The interaction between hydraulic fractures (HF) and natural fractures (NF) will lead to complex fracture networks due to the branching and merging of natural and hydraulic fractures in unconventional reservoirs. In this paper, a newly developed hydraulic fracturing simulator based on discrete element method is used to predict the generation of complex fracture network in the presence of pre-existing natural fractures. By coupling geomechanics and reservoir flow within a dual lattice system, this simulator can effectively capture the poro-elastic effects and fluid leakoff into the formation. When HFs are intercepting single or multiple NFs, complex mechanisms such as direct crossing, arresting, dilating and branching can be simulated. Based on the model, the effects of injected fluid rate, viscosity, NF orientation, NF permeability, NF cohesion and stress anisotropy on the HF-NF interaction process are investigated. Combined impacts from multiple parameters are also examined in the paper. The numerical results show that large values of stress anisotropy, intercepting angle, injection rate and viscosity will impede the opening of NFs.


According to the microseismic observations, hydraulic induced fractures in shale reservoir often deviate from the conventional bi-wing fracture geometry and lead to complex fracture network, which may be caused by stress shadow effect from multiple hydraulic fractures (HFs) or interaction with pre-existing natural fractures (NFs). It has been demonstrated that the widespread presence of natural fractures in most shale formation will significantly impact the induced fracture pattern.

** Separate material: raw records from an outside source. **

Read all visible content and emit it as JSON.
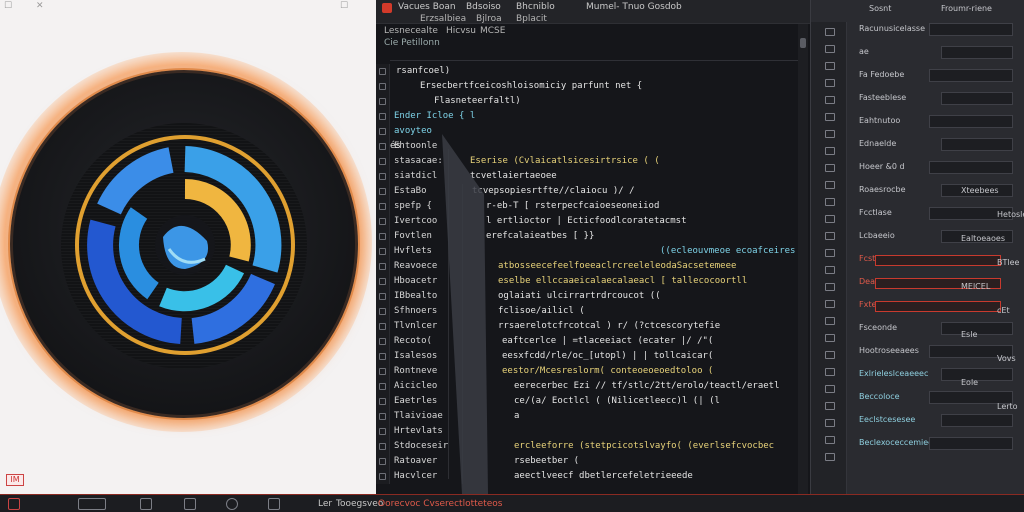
{
  "preview": {
    "top_glyphs": [
      "☐",
      "✕",
      "☐"
    ],
    "badge_label": "IM"
  },
  "menubar": {
    "items": [
      "Vacues Boan",
      "Bdsoiso",
      "Bhcniblo",
      "Mumel- Tnuo Gosdob"
    ],
    "row2": [
      "Erzsalbiea",
      "Bjlroa",
      "Bplacit"
    ],
    "row3": [
      "Lesnecealte",
      "Hicvsu",
      "MCSE",
      "Cie Petillonn"
    ]
  },
  "editor": {
    "lines": [
      {
        "num": "",
        "code": "rsanfcoel)",
        "color": "white",
        "indent": 6
      },
      {
        "num": "",
        "code": "Ersecbertfceicoshloisomiciy parfunt net  {",
        "color": "white",
        "indent": 30
      },
      {
        "num": "",
        "code": "Flasneteerfaltl)",
        "color": "white",
        "indent": 44
      },
      {
        "num": "Ender Icloe  {  l",
        "code": "",
        "color": "cyan",
        "indent": 0
      },
      {
        "num": "avoyteo",
        "code": "",
        "color": "cyan",
        "indent": 0
      },
      {
        "num": "Ehtoonle",
        "code": "és",
        "color": "white",
        "indent": 0
      },
      {
        "num": "stasacae:",
        "code": "Eserise  (Cvlaicatlsicesirtrsice  (  (",
        "color": "yellow",
        "indent": 80
      },
      {
        "num": "siatdicl",
        "code": "tcvetlaiertaeoee",
        "color": "white",
        "indent": 80
      },
      {
        "num": "EstaBo",
        "code": "tcvepsopiesrtfte//claiocu  )/  /",
        "color": "white",
        "indent": 82
      },
      {
        "num": "spefp  {",
        "code": "r-eb-T            [  rsterpecfcaioeseoneiiod",
        "color": "white",
        "indent": 96
      },
      {
        "num": "Ivertcoo",
        "code": "l  ertlioctor      |   Ecticfoodlcoratetacmst",
        "color": "white",
        "indent": 96
      },
      {
        "num": "Fovtlen",
        "code": "erefcalaieatbes  [   }}",
        "color": "white",
        "indent": 96
      },
      {
        "num": "Hvflets",
        "code": "((ecleouvmeoe ecoafceiresceer",
        "color": "cyan",
        "indent": 270
      },
      {
        "num": "Reavoece",
        "code": "atbosseecefeelfoeeaclrcreeleleodaSacsetemeee",
        "color": "yellow",
        "indent": 108
      },
      {
        "num": "Hboacetr",
        "code": "eselbe  ellccaaeicalaecalaeacl  [  tallecocoortll",
        "color": "yellow",
        "indent": 108
      },
      {
        "num": "IBbealto",
        "code": "oglaiati  ulcirrartrdrcoucot  ((",
        "color": "white",
        "indent": 108
      },
      {
        "num": "Sfhnoers",
        "code": "fclisoe/ailicl  (",
        "color": "white",
        "indent": 108
      },
      {
        "num": "Tlvnlcer",
        "code": "rrsaerelotcfrcotcal    )   r/ (?ctcescorytefie",
        "color": "white",
        "indent": 108
      },
      {
        "num": "Recoto(",
        "code": "eaftcerlce  |   =tlaceeiact   (ecater  |/ /\"(",
        "color": "white",
        "indent": 112
      },
      {
        "num": "Isalesos",
        "code": "eesxfcdd/rle/oc_[utopl)  |   |  tollcaicar(",
        "color": "white",
        "indent": 112
      },
      {
        "num": "Rontneve",
        "code": "eestor/Mcesreslorm(  conteoeoeoedtoloo  (",
        "color": "yellow",
        "indent": 112
      },
      {
        "num": "Aicicleo",
        "code": "eerecerbec  Ezi  //  tf/stlc/2tt/erolo/teactl/eraetl",
        "color": "white",
        "indent": 124
      },
      {
        "num": "Eaetrles",
        "code": "ce/(a/  Eoctlcl  (  (Nilicetleecc)l  (|  (l",
        "color": "white",
        "indent": 124
      },
      {
        "num": "Tlaivioae",
        "code": "a",
        "color": "white",
        "indent": 124
      },
      {
        "num": "Hrtevlats",
        "code": "",
        "color": "white",
        "indent": 0
      },
      {
        "num": "Stdoceseir",
        "code": "ercleeforre  (stetpcicotslvayfo(  (everlsefcvocbec",
        "color": "yellow",
        "indent": 124
      },
      {
        "num": "Ratoaver",
        "code": "rsebeetber  (",
        "color": "white",
        "indent": 124
      },
      {
        "num": "Hacvlcer",
        "code": "aeectlveecf  dbetlercefeletrieeede",
        "color": "white",
        "indent": 124
      }
    ]
  },
  "inspector": {
    "top": [
      "Sosnt",
      "Froumr-riene"
    ],
    "fields": [
      {
        "label": "Racunusicelasse",
        "style": "gray"
      },
      {
        "label": "ae",
        "style": "gray"
      },
      {
        "label": "Fa  Fedoebe",
        "style": "gray"
      },
      {
        "label": "Fasteeblese",
        "style": "gray"
      },
      {
        "label": "Eahtnutoo",
        "style": "gray"
      },
      {
        "label": "Ednaelde",
        "style": "gray"
      },
      {
        "label": "Hoeer  &0  d",
        "style": "gray"
      },
      {
        "label": "Roaesrocbe",
        "style": "gray"
      },
      {
        "label": "Fcctlase",
        "style": "gray"
      },
      {
        "label": "Lcbaeeio",
        "style": "gray"
      },
      {
        "label": "Fcstoocloecattfccooeeveoto",
        "style": "red"
      },
      {
        "label": "Deascereaecer",
        "style": "red"
      },
      {
        "label": "Fxteloss",
        "style": "red"
      },
      {
        "label": "Fsceonde",
        "style": "gray"
      },
      {
        "label": "Hootroseeaees",
        "style": "gray"
      },
      {
        "label": "Exlrieleslceaeeec",
        "style": "cyan"
      },
      {
        "label": "Beccoloce",
        "style": "cyan"
      },
      {
        "label": "Eeclstcesesee",
        "style": "cyan"
      },
      {
        "label": "Beclexoceccemiee",
        "style": "cyan"
      }
    ],
    "right_values": [
      "Xteebees",
      "Hetosles",
      "Ealtoeaoes",
      "BTlee",
      "MElCEL",
      "cEt",
      "Esle",
      "Vovs",
      "Eole",
      "Lerto"
    ]
  },
  "status": {
    "texts": [
      "Ler",
      "Tooegsveo",
      "Oorecvoc  Cvserectlotteteos"
    ],
    "colors": {
      "accent": "#d23a2a",
      "text": "#c9c9c9"
    }
  }
}
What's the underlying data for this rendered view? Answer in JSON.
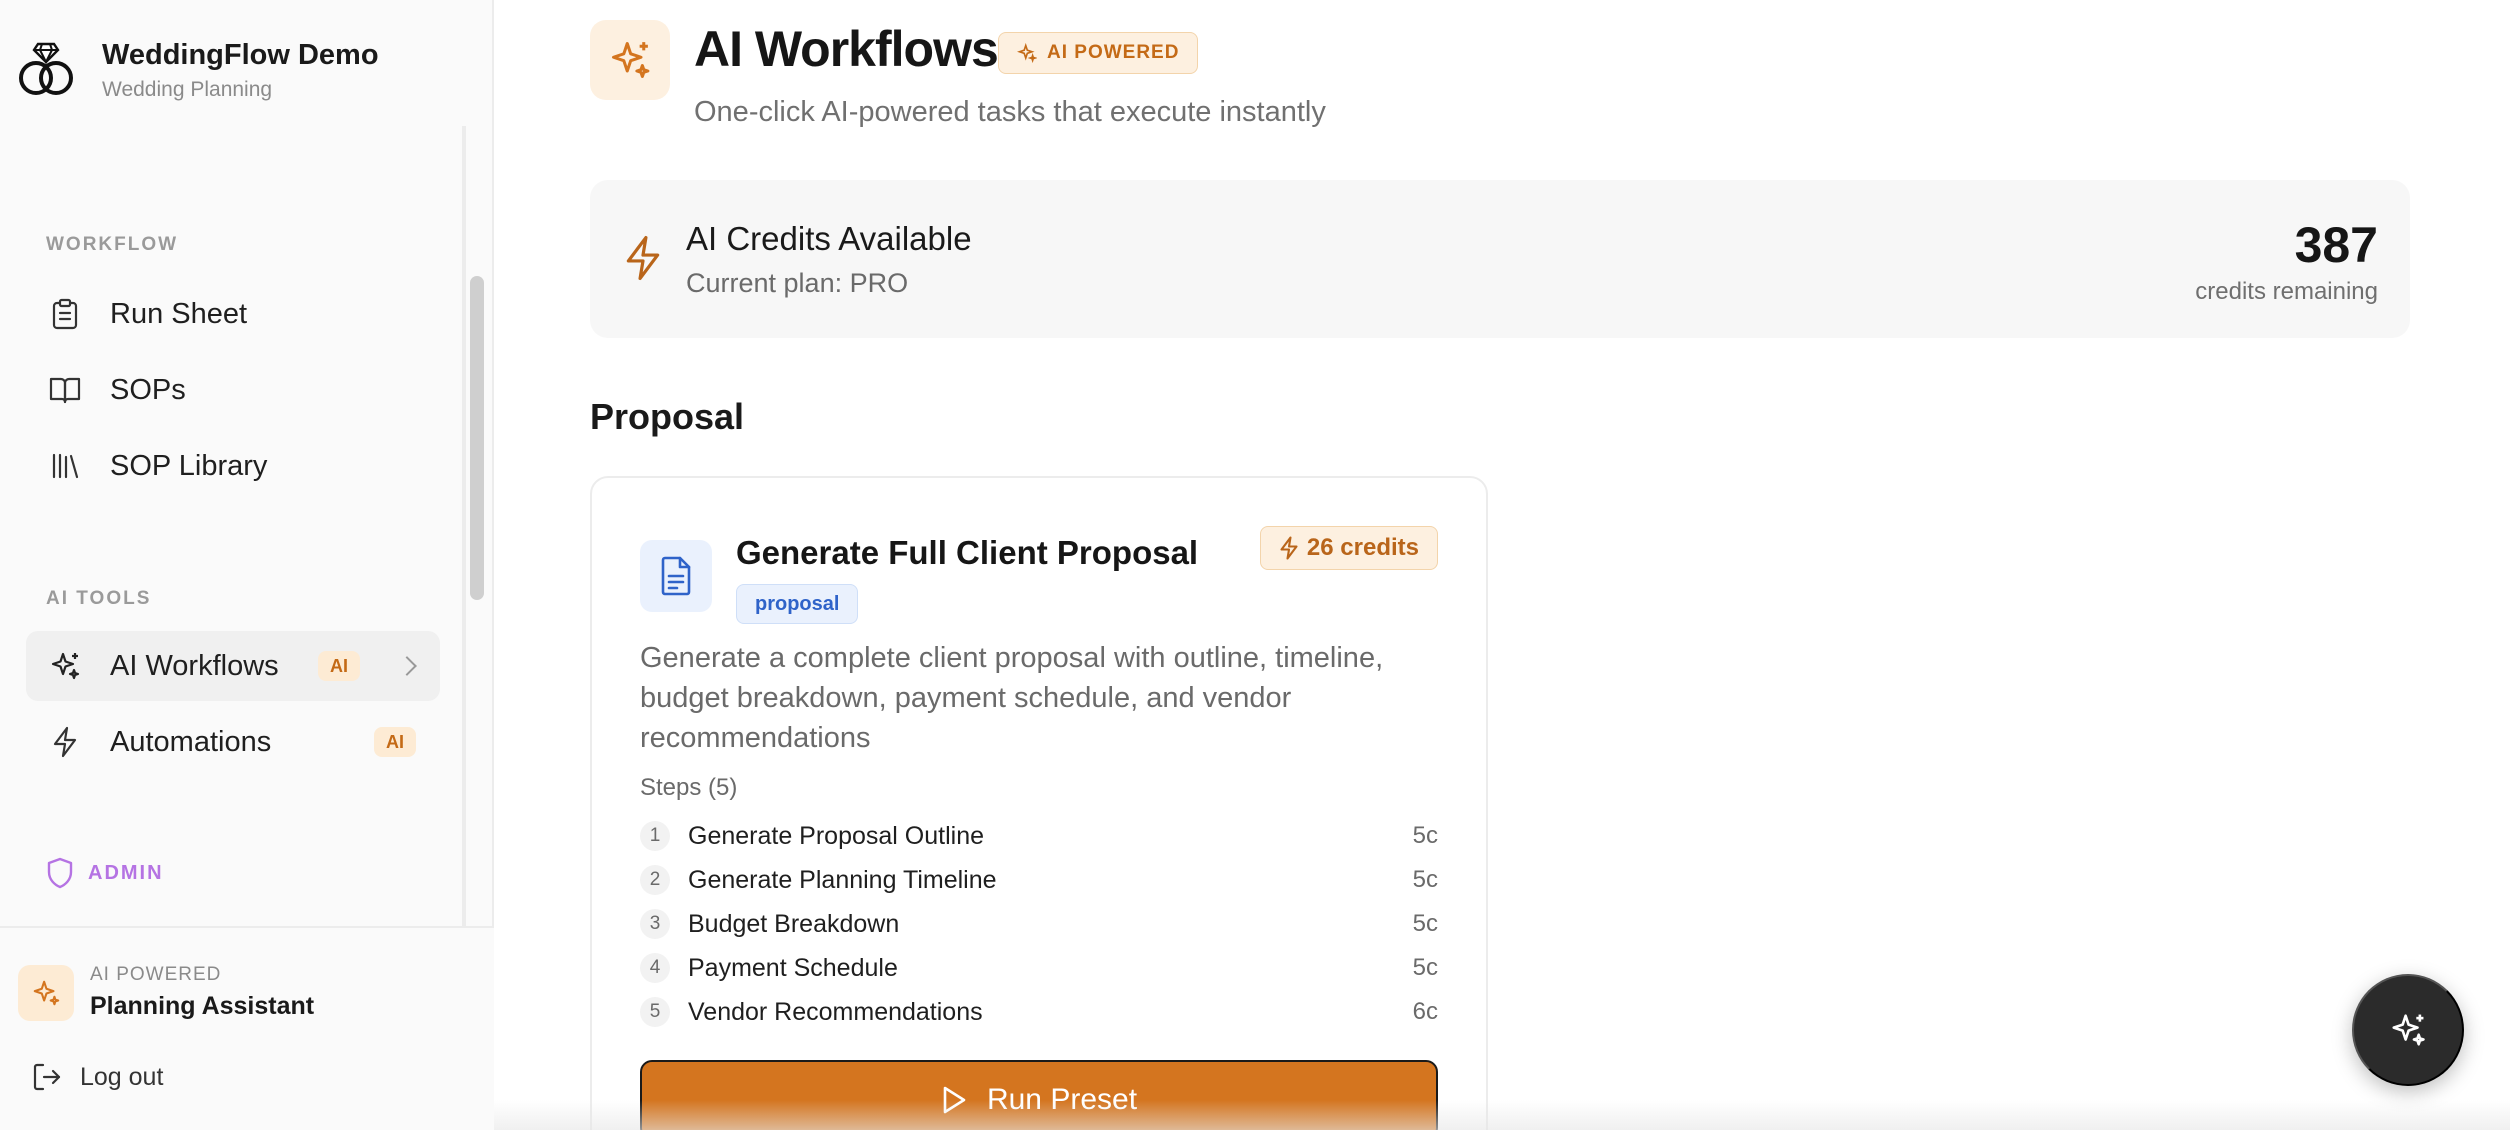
{
  "brand": {
    "title": "WeddingFlow Demo",
    "subtitle": "Wedding Planning"
  },
  "sidebar": {
    "workflow_label": "WORKFLOW",
    "workflow_items": [
      {
        "label": "Run Sheet",
        "icon": "clipboard-icon"
      },
      {
        "label": "SOPs",
        "icon": "book-icon"
      },
      {
        "label": "SOP Library",
        "icon": "library-icon"
      }
    ],
    "ai_tools_label": "AI TOOLS",
    "ai_items": [
      {
        "label": "AI Workflows",
        "badge": "AI",
        "icon": "sparkles-icon",
        "active": true
      },
      {
        "label": "Automations",
        "badge": "AI",
        "icon": "bolt-icon"
      }
    ],
    "admin_label": "ADMIN"
  },
  "assistant": {
    "kicker": "AI POWERED",
    "title": "Planning Assistant"
  },
  "logout_label": "Log out",
  "header": {
    "title": "AI Workflows",
    "badge": "AI POWERED",
    "subtitle": "One-click AI-powered tasks that execute instantly"
  },
  "credits": {
    "title": "AI Credits Available",
    "plan": "Current plan: PRO",
    "count": "387",
    "remaining_label": "credits remaining"
  },
  "section_title": "Proposal",
  "preset": {
    "title": "Generate Full Client Proposal",
    "tag": "proposal",
    "credits": "26 credits",
    "description": "Generate a complete client proposal with outline, timeline, budget breakdown, payment schedule, and vendor recommendations",
    "steps_label": "Steps (5)",
    "steps": [
      {
        "num": "1",
        "label": "Generate Proposal Outline",
        "cost": "5c"
      },
      {
        "num": "2",
        "label": "Generate Planning Timeline",
        "cost": "5c"
      },
      {
        "num": "3",
        "label": "Budget Breakdown",
        "cost": "5c"
      },
      {
        "num": "4",
        "label": "Payment Schedule",
        "cost": "5c"
      },
      {
        "num": "5",
        "label": "Vendor Recommendations",
        "cost": "6c"
      }
    ],
    "run_label": "Run Preset"
  },
  "colors": {
    "accent": "#d4751f",
    "accent_soft": "#fdf0e0",
    "tag_blue": "#2f63c9",
    "admin_purple": "#b573e3"
  }
}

Understanding the interaction between HF and NF plays a crucial role in quantifying the stimulated reservoir volume (SRV) and optimizing the well completion strategy.

As shown in Figure 1, there are several possibilities that might occur when hydraulic fractures intersect with natural fractures[1,2]:

(1) The hydraulic fracture directly crosses the natural fracture and keeps propagating with its original direction;

(2) The hydraulic fracture crosses the natural fracture with an offset, where hydraulic fracture will deflect into the natural fracture for a certain distance and resume its propagation along the maximum stress direction at some weak points of natural fracture;

This content is only available via PDF.
You can access this article if you purchase or spend a download.